▸ Exercise details
For this exercise, write out every entry exactly and leave the pictures out.

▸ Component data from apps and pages
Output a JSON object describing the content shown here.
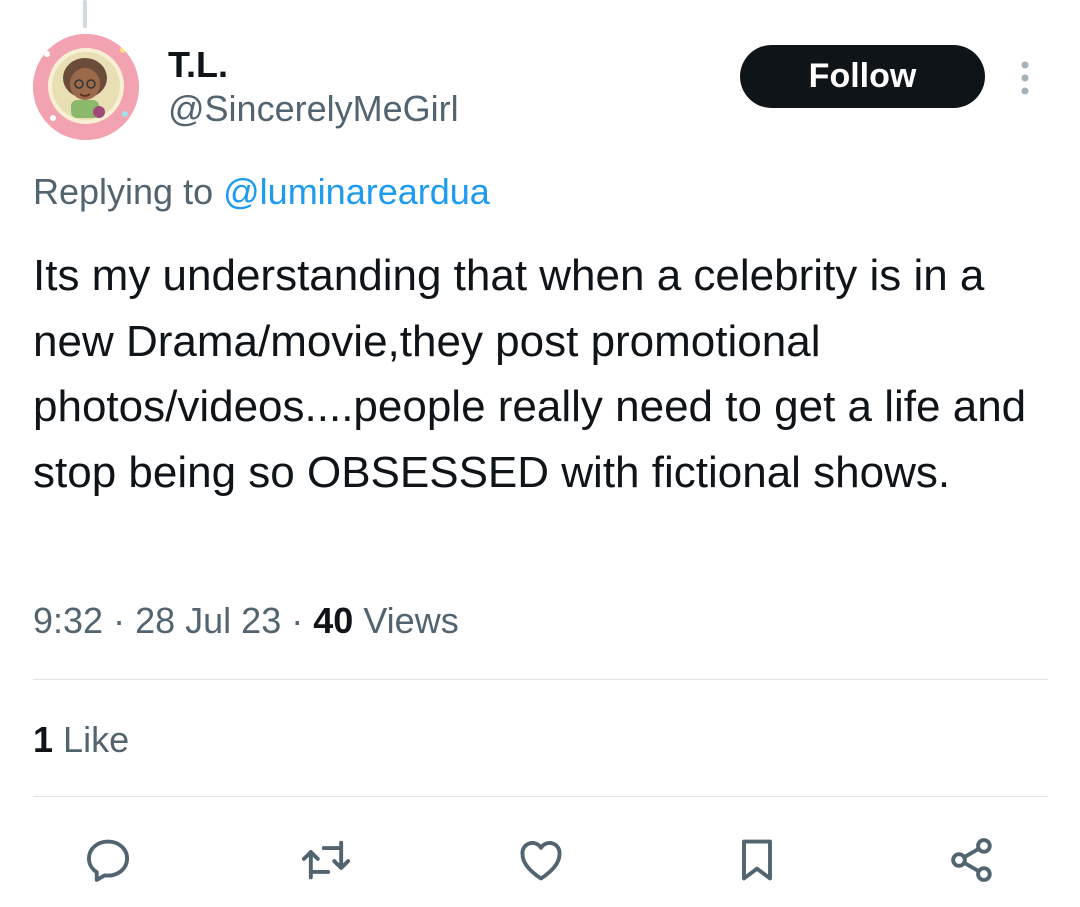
{
  "author": {
    "display_name": "T.L.",
    "handle": "@SincerelyMeGirl"
  },
  "follow_button": {
    "label": "Follow"
  },
  "reply_context": {
    "prefix": "Replying to",
    "mention": "@luminareardua"
  },
  "tweet": {
    "text": "Its my understanding that when a celebrity is in a new Drama/movie,they post promotional photos/videos....people really need to get a life and stop being so OBSESSED with fictional shows."
  },
  "meta": {
    "time": "9:32",
    "separator": "·",
    "date": "28 Jul 23",
    "views_count": "40",
    "views_label": "Views"
  },
  "engagement": {
    "likes_count": "1",
    "likes_label": "Like"
  },
  "actions": [
    "reply-icon",
    "retweet-icon",
    "like-icon",
    "bookmark-icon",
    "share-icon"
  ],
  "colors": {
    "link": "#1d9bf0",
    "secondary_text": "#536471",
    "primary_text": "#0f1419",
    "follow_bg": "#0f1419"
  }
}
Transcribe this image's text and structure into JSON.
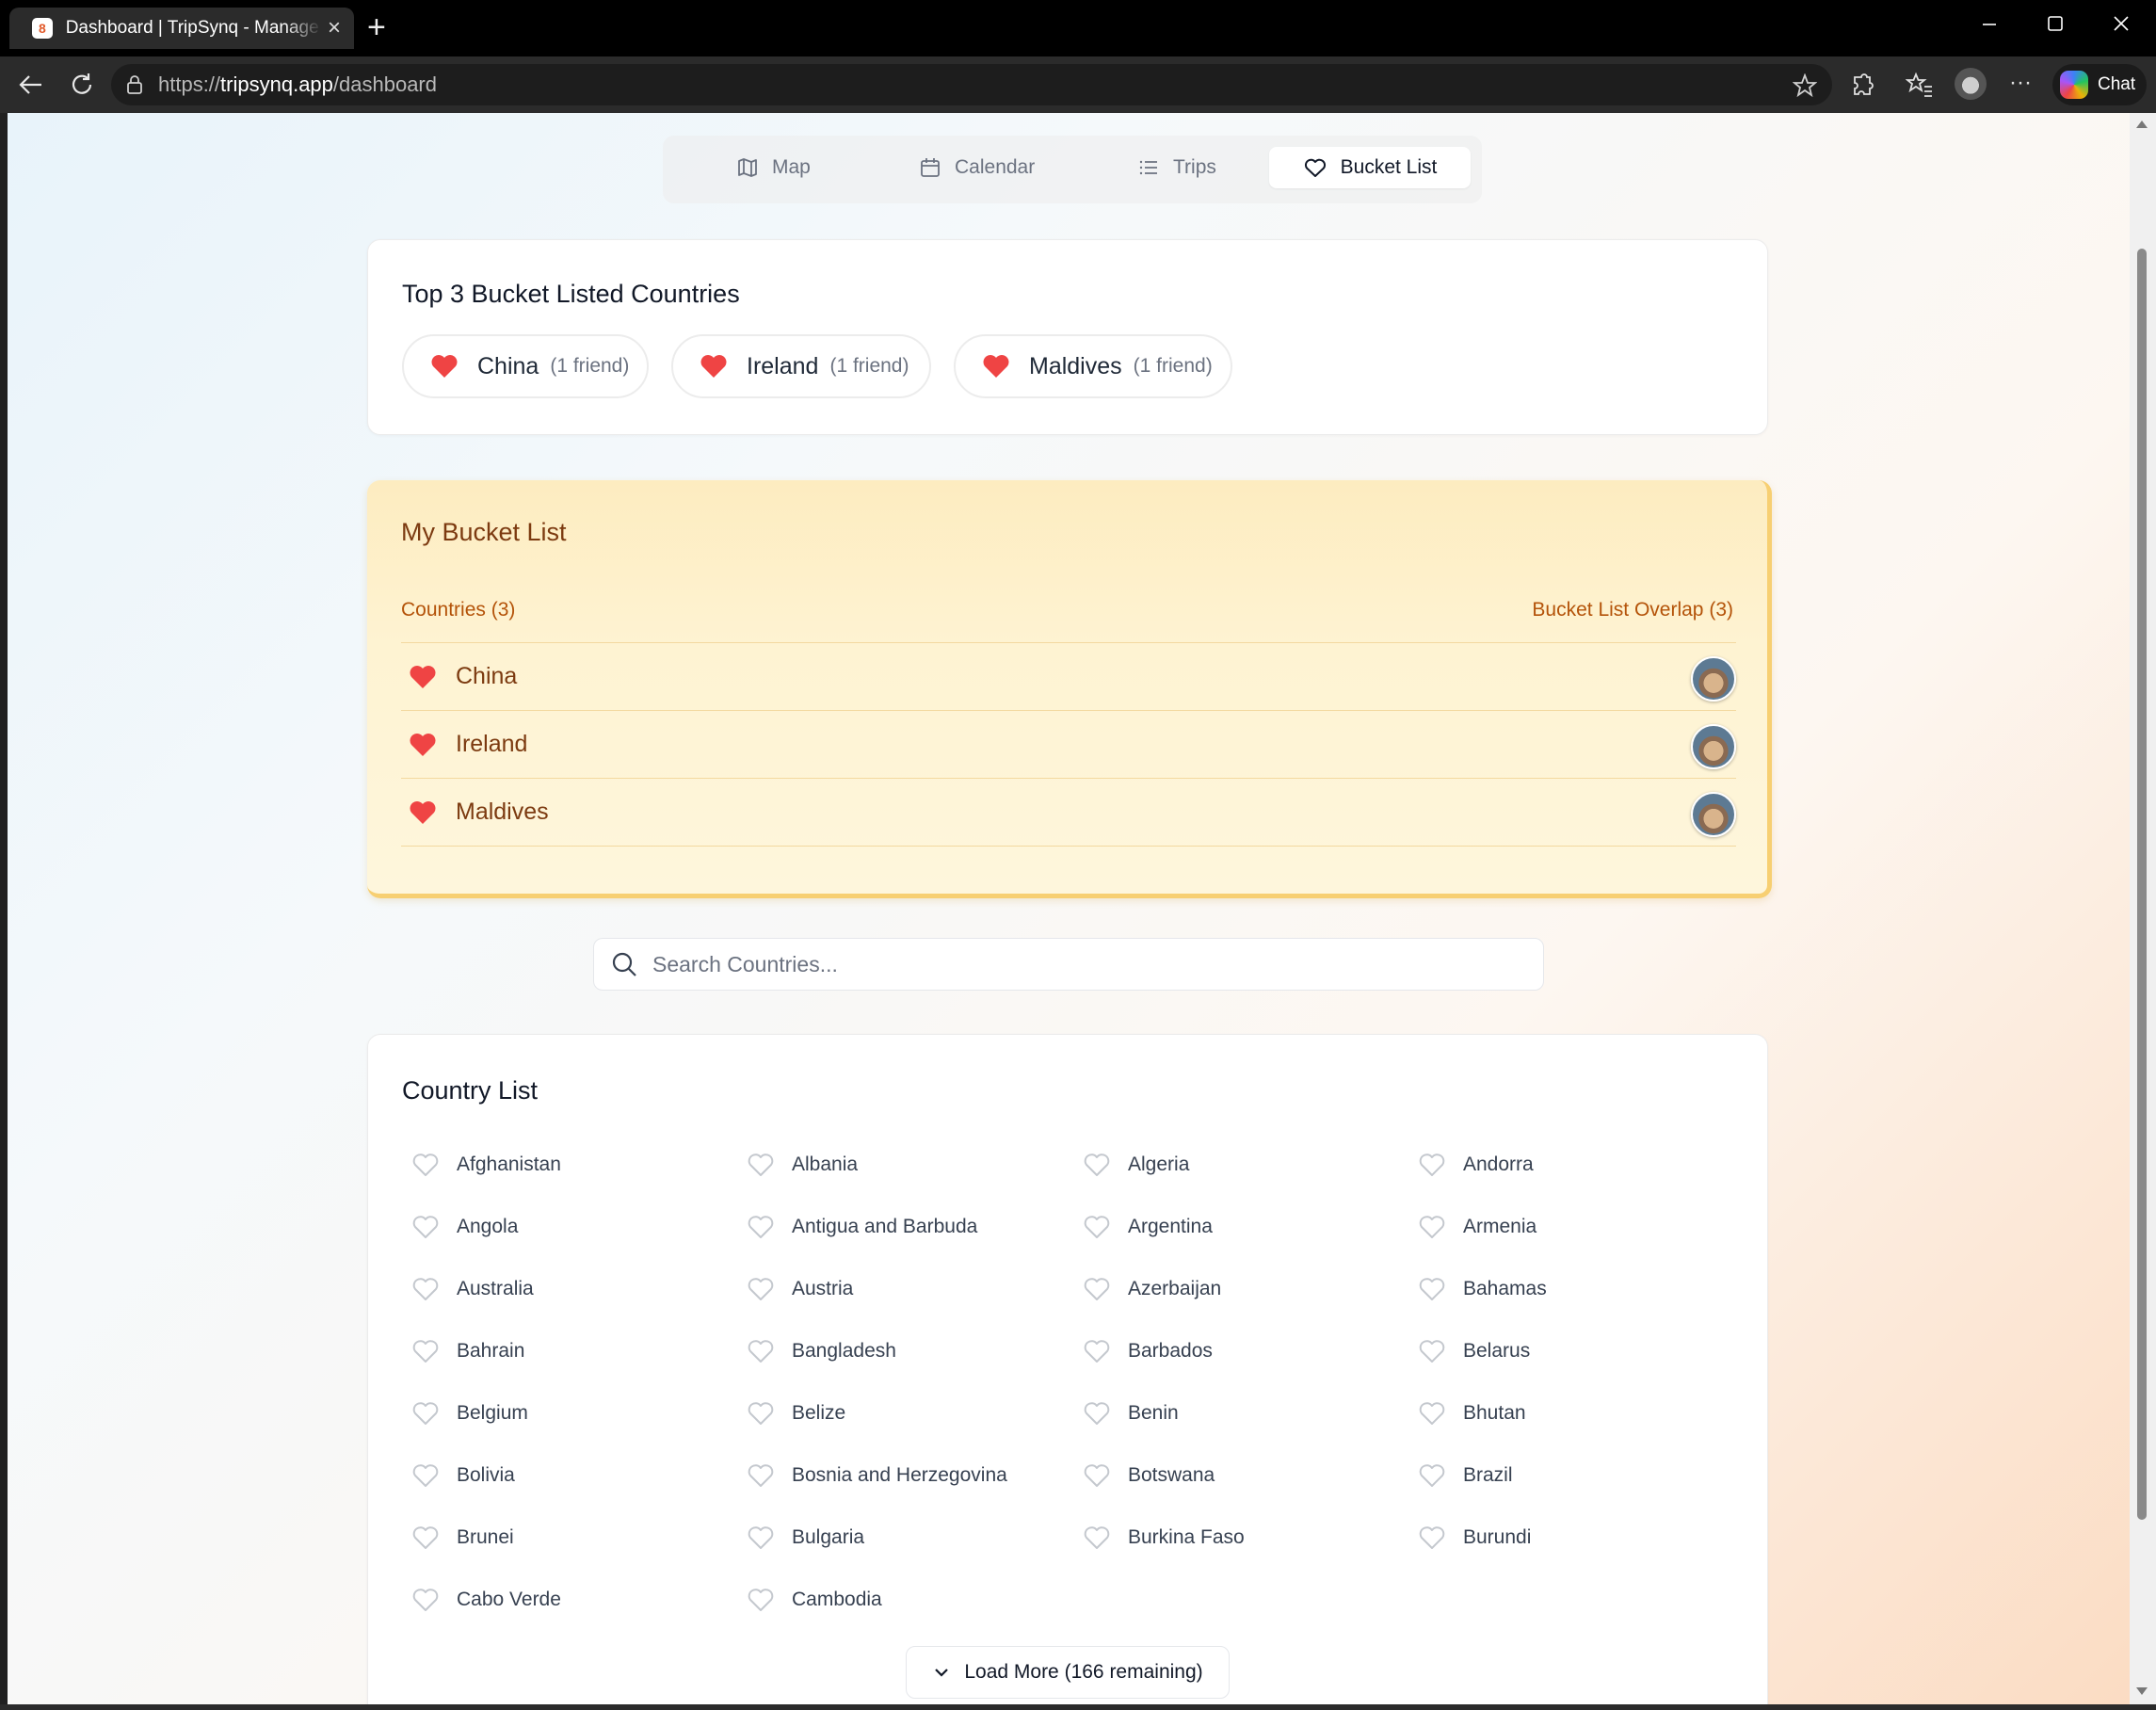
{
  "browser": {
    "tab_title": "Dashboard | TripSynq - Manage Your Trips",
    "url_prefix": "https://",
    "url_domain": "tripsynq.app",
    "url_path": "/dashboard",
    "chat_label": "Chat"
  },
  "nav": {
    "tabs": [
      {
        "label": "Map",
        "icon": "map-icon"
      },
      {
        "label": "Calendar",
        "icon": "calendar-icon"
      },
      {
        "label": "Trips",
        "icon": "list-icon"
      },
      {
        "label": "Bucket List",
        "icon": "heart-icon",
        "active": true
      }
    ]
  },
  "top3": {
    "title": "Top 3 Bucket Listed Countries",
    "items": [
      {
        "name": "China",
        "count": "(1 friend)"
      },
      {
        "name": "Ireland",
        "count": "(1 friend)"
      },
      {
        "name": "Maldives",
        "count": "(1 friend)"
      }
    ]
  },
  "my_bucket": {
    "title": "My Bucket List",
    "countries_label": "Countries (3)",
    "overlap_label": "Bucket List Overlap (3)",
    "items": [
      {
        "name": "China"
      },
      {
        "name": "Ireland"
      },
      {
        "name": "Maldives"
      }
    ]
  },
  "search": {
    "placeholder": "Search Countries..."
  },
  "country_list": {
    "title": "Country List",
    "items": [
      "Afghanistan",
      "Albania",
      "Algeria",
      "Andorra",
      "Angola",
      "Antigua and Barbuda",
      "Argentina",
      "Armenia",
      "Australia",
      "Austria",
      "Azerbaijan",
      "Bahamas",
      "Bahrain",
      "Bangladesh",
      "Barbados",
      "Belarus",
      "Belgium",
      "Belize",
      "Benin",
      "Bhutan",
      "Bolivia",
      "Bosnia and Herzegovina",
      "Botswana",
      "Brazil",
      "Brunei",
      "Bulgaria",
      "Burkina Faso",
      "Burundi",
      "Cabo Verde",
      "Cambodia"
    ],
    "load_more": "Load More (166 remaining)"
  },
  "colors": {
    "accent_heart": "#ef4444",
    "bucket_text": "#7c3a10",
    "bucket_sub": "#b45309"
  }
}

▸ Response area
Output a JSON object describing the content shown here.
{
  "author": {
    "display_name": "T.L.",
    "handle": "@SincerelyMeGirl"
  },
  "follow_button": {
    "label": "Follow"
  },
  "reply_context": {
    "prefix": "Replying to",
    "mention": "@luminareardua"
  },
  "tweet": {
    "text": "Its my understanding that when a celebrity is in a new Drama/movie,they post promotional photos/videos....people really need to get a life and stop being so OBSESSED with fictional shows."
  },
  "meta": {
    "time": "9:32",
    "separator": "·",
    "date": "28 Jul 23",
    "views_count": "40",
    "views_label": "Views"
  },
  "engagement": {
    "likes_count": "1",
    "likes_label": "Like"
  },
  "actions": [
    "reply-icon",
    "retweet-icon",
    "like-icon",
    "bookmark-icon",
    "share-icon"
  ],
  "colors": {
    "link": "#1d9bf0",
    "secondary_text": "#536471",
    "primary_text": "#0f1419",
    "follow_bg": "#0f1419"
  }
}
Transcribe this image's text and structure into JSON.
{
  "browser": {
    "tab_title": "Dashboard | TripSynq - Manage Your Trips",
    "url_prefix": "https://",
    "url_domain": "tripsynq.app",
    "url_path": "/dashboard",
    "chat_label": "Chat"
  },
  "nav": {
    "tabs": [
      {
        "label": "Map",
        "icon": "map-icon"
      },
      {
        "label": "Calendar",
        "icon": "calendar-icon"
      },
      {
        "label": "Trips",
        "icon": "list-icon"
      },
      {
        "label": "Bucket List",
        "icon": "heart-icon",
        "active": true
      }
    ]
  },
  "top3": {
    "title": "Top 3 Bucket Listed Countries",
    "items": [
      {
        "name": "China",
        "count": "(1 friend)"
      },
      {
        "name": "Ireland",
        "count": "(1 friend)"
      },
      {
        "name": "Maldives",
        "count": "(1 friend)"
      }
    ]
  },
  "my_bucket": {
    "title": "My Bucket List",
    "countries_label": "Countries (3)",
    "overlap_label": "Bucket List Overlap (3)",
    "items": [
      {
        "name": "China"
      },
      {
        "name": "Ireland"
      },
      {
        "name": "Maldives"
      }
    ]
  },
  "search": {
    "placeholder": "Search Countries..."
  },
  "country_list": {
    "title": "Country List",
    "items": [
      "Afghanistan",
      "Albania",
      "Algeria",
      "Andorra",
      "Angola",
      "Antigua and Barbuda",
      "Argentina",
      "Armenia",
      "Australia",
      "Austria",
      "Azerbaijan",
      "Bahamas",
      "Bahrain",
      "Bangladesh",
      "Barbados",
      "Belarus",
      "Belgium",
      "Belize",
      "Benin",
      "Bhutan",
      "Bolivia",
      "Bosnia and Herzegovina",
      "Botswana",
      "Brazil",
      "Brunei",
      "Bulgaria",
      "Burkina Faso",
      "Burundi",
      "Cabo Verde",
      "Cambodia"
    ],
    "load_more": "Load More (166 remaining)"
  },
  "colors": {
    "accent_heart": "#ef4444",
    "bucket_text": "#7c3a10",
    "bucket_sub": "#b45309"
  }
}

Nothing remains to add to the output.